___ RECORDS FOR THIS TASK ___
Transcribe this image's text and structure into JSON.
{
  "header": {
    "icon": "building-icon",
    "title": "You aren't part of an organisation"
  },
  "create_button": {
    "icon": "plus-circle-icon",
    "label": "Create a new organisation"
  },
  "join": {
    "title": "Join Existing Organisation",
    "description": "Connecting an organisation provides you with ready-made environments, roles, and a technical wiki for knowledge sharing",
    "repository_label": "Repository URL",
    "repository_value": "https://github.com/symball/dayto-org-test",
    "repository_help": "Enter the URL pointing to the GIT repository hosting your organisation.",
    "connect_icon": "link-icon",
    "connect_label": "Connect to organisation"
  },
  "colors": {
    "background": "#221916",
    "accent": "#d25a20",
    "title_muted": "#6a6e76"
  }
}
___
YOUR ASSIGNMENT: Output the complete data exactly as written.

ANSWER FOR THIS EXERCISE:
Transcribe this image's text and structure into JSON.
{
  "header": {
    "icon": "building-icon",
    "title": "You aren't part of an organisation"
  },
  "create_button": {
    "icon": "plus-circle-icon",
    "label": "Create a new organisation"
  },
  "join": {
    "title": "Join Existing Organisation",
    "description": "Connecting an organisation provides you with ready-made environments, roles, and a technical wiki for knowledge sharing",
    "repository_label": "Repository URL",
    "repository_value": "https://github.com/symball/dayto-org-test",
    "repository_help": "Enter the URL pointing to the GIT repository hosting your organisation.",
    "connect_icon": "link-icon",
    "connect_label": "Connect to organisation"
  },
  "colors": {
    "background": "#221916",
    "accent": "#d25a20",
    "title_muted": "#6a6e76"
  }
}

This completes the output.